Evervault does not store encrypted data, and data only exists ephemerally on our infrastructure during a Cage run. Our product roadmap includes a remote attestation feature which will verify that code running inside a Cage matches the expected code, removing the risk of malicious code within Cages or on Evervault’s infrastructure.
Can I send requests to external APIs from a Cage?
Evervault has an API Whitelist feature which lets you create a list of external APIs that your Cage can send requests to. By default, Cages can send requests to any third-party API. By adding a domain name to the API whitelist in the Dashboard, your Cage will only have network access to the APIs you specify.
Where are my Evervault API keys?
Your API keys can be found in Settings.
What can I use Evervault for?
Some great use cases are:
- Encrypting user data
- Encrypt sensitive data including PII (like SSNs), financial data (like cardholder information), and health data. Run any function on it using a Cage.
- Securing your secrets
- Secure user credentials, API keys, and access tokens so that you don’t have to handle them in plaintext again.
- Interacting with third parties
- Evervault makes it easy to communicate with any third-party API, and to encrypt requests and responses using a Cage.
Is Evervault compliant?
We are currently in our SOC-2 Type II, HIPAA, and PCI-DSS Level 1 audit periods.
Request our reports →
What languages are Evervault's SDKs?
Does Evervault have a test/sandbox mode?
Evervault teams have an optional test mode setting. With test mode enabled, you will not be charged for any Cage runs.

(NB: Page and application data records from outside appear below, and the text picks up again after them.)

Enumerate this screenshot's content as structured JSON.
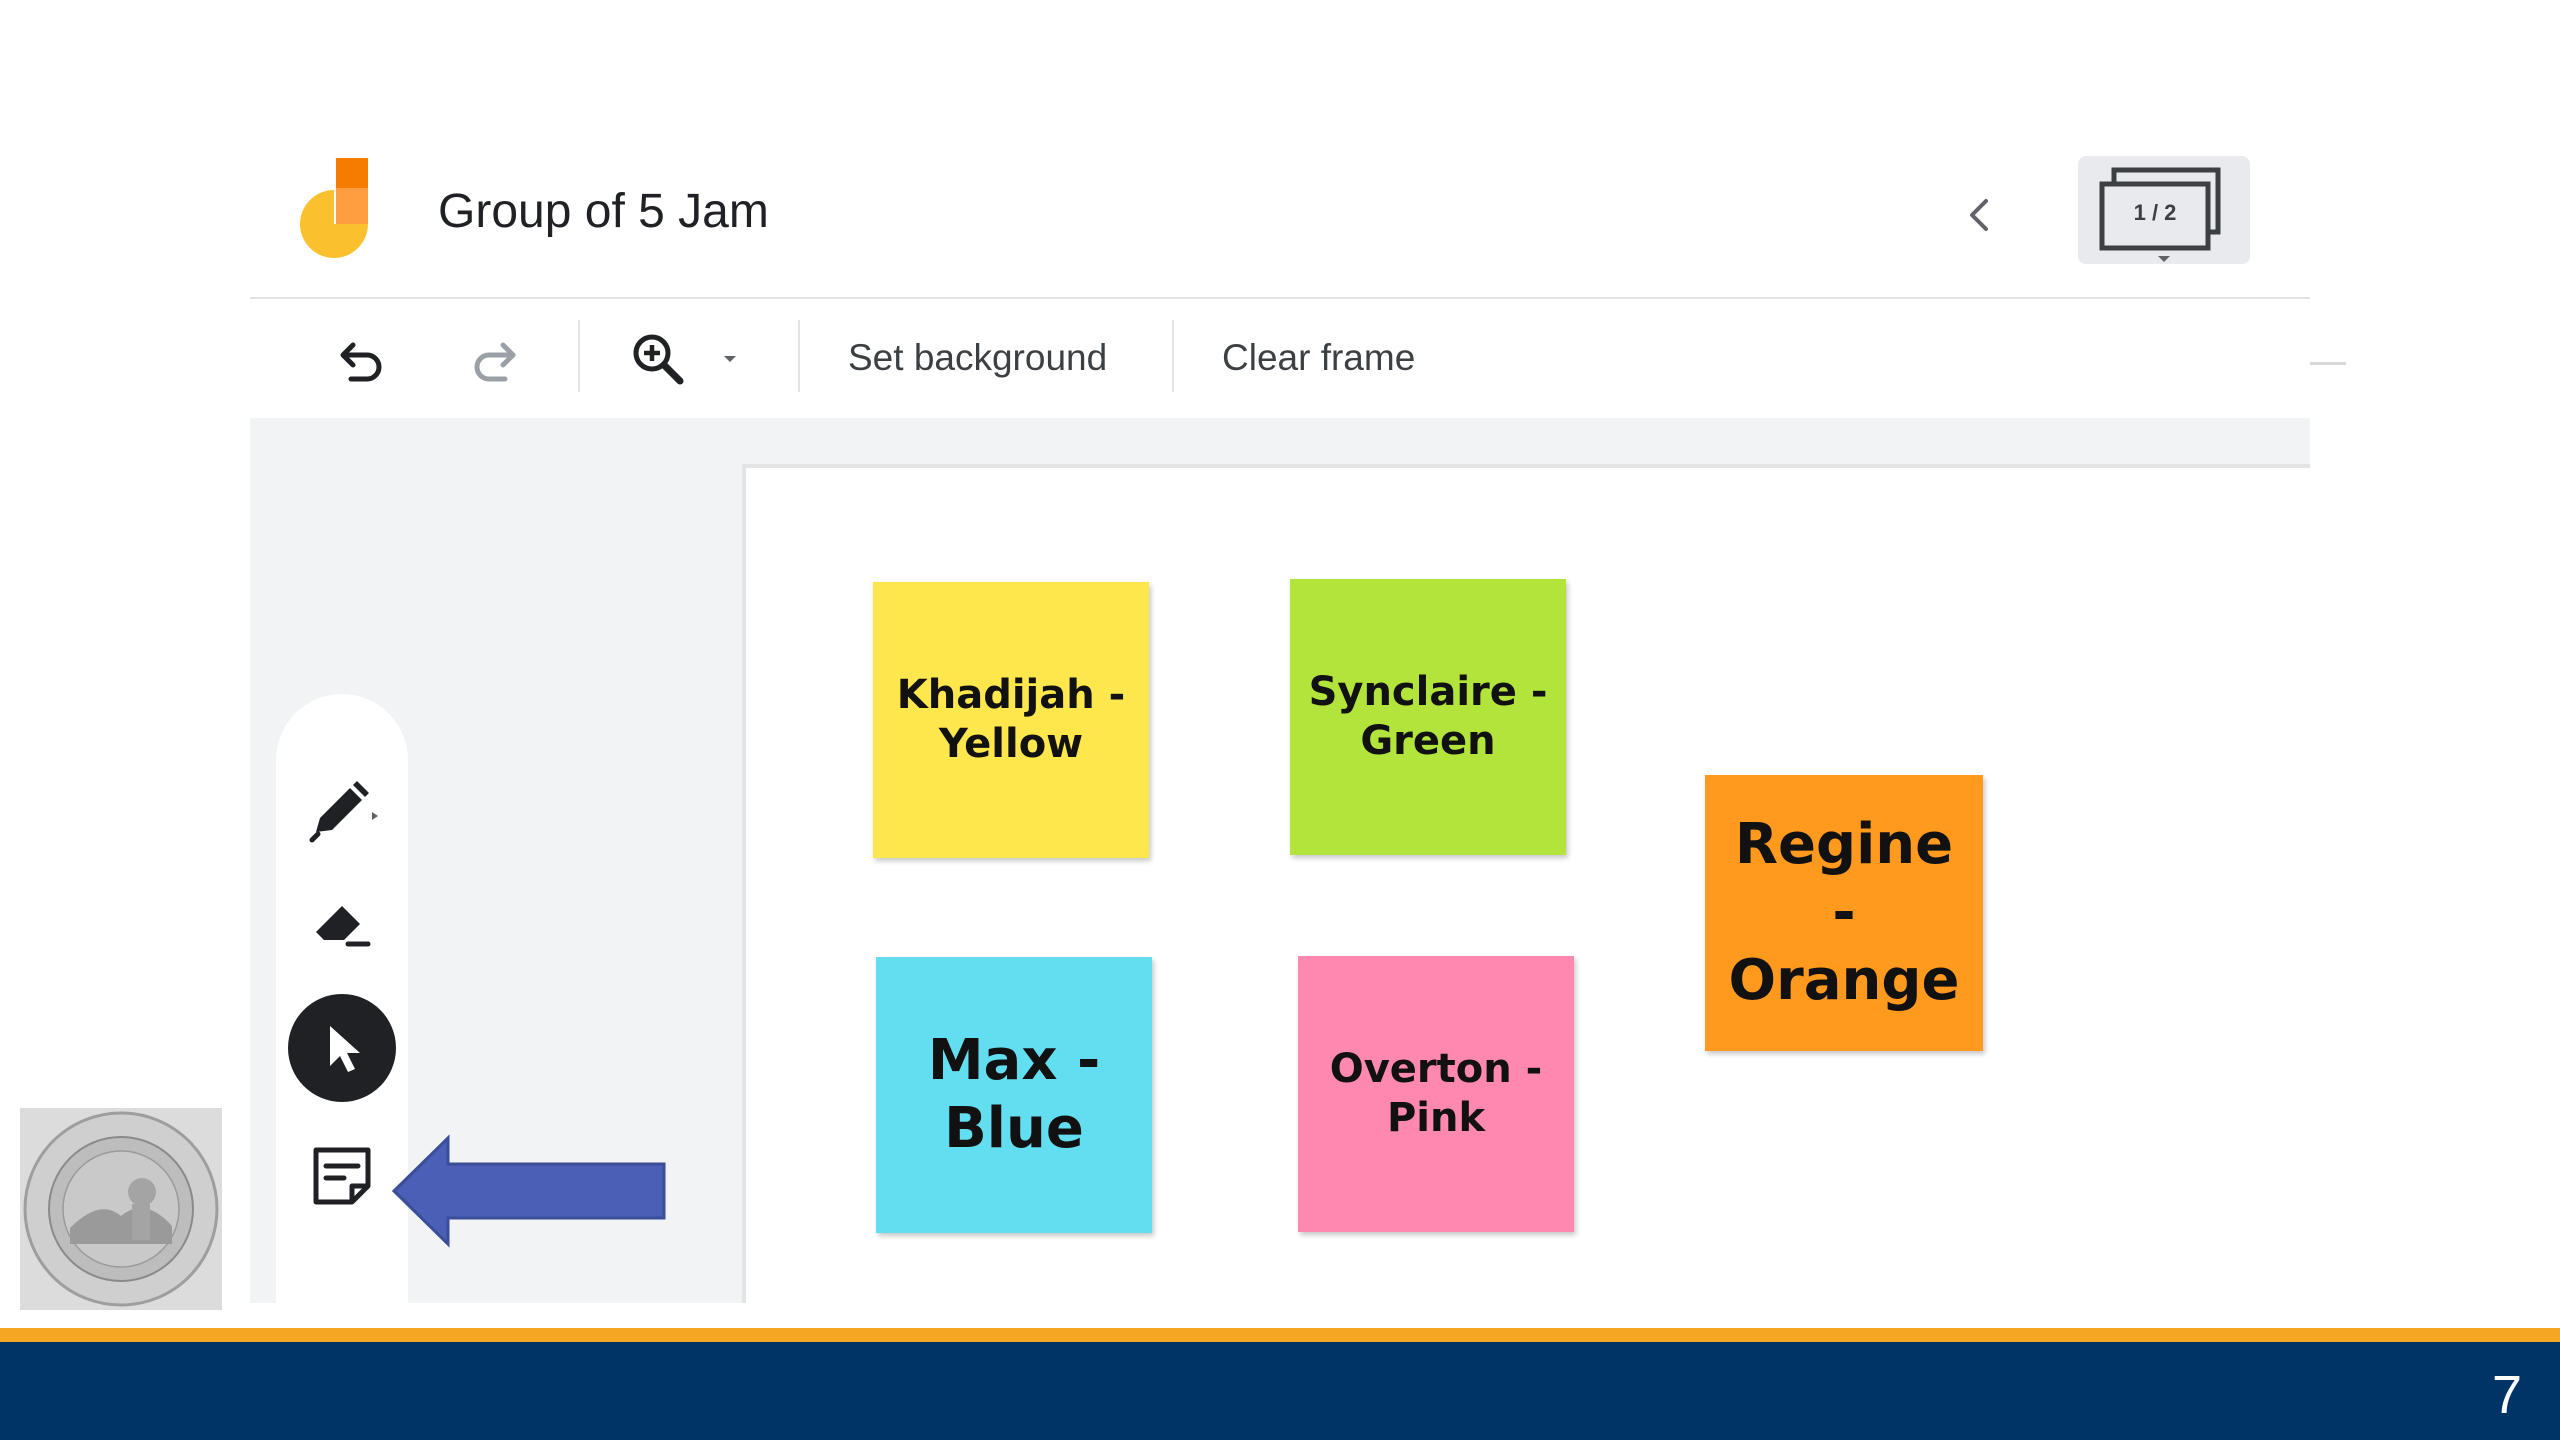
{
  "app": {
    "title": "Group of 5 Jam",
    "frame_counter": "1 / 2"
  },
  "toolbar": {
    "undo_icon": "undo-icon",
    "redo_icon": "redo-icon",
    "zoom_icon": "zoom-in-icon",
    "set_background": "Set background",
    "clear_frame": "Clear frame"
  },
  "tools": [
    {
      "name": "pen",
      "icon": "pen-icon"
    },
    {
      "name": "eraser",
      "icon": "eraser-icon"
    },
    {
      "name": "select",
      "icon": "cursor-icon",
      "active": true
    },
    {
      "name": "sticky-note",
      "icon": "sticky-note-icon"
    }
  ],
  "notes": [
    {
      "text": "Khadijah - Yellow",
      "color": "#fde74c"
    },
    {
      "text": "Synclaire - Green",
      "color": "#b2e43c"
    },
    {
      "text": "Regine - Orange",
      "color": "#ff9a1f"
    },
    {
      "text": "Max - Blue",
      "color": "#62def0"
    },
    {
      "text": "Overton - Pink",
      "color": "#ff88b0"
    }
  ],
  "footer": {
    "slide_number": "7",
    "accent_color": "#f5a623",
    "bar_color": "#003366"
  }
}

In test mode, each Cage has a limit of 5 concurrent executions. If a Cage receives more than 5 concurrent runs the API will return a 429 error and the execution will be ignored.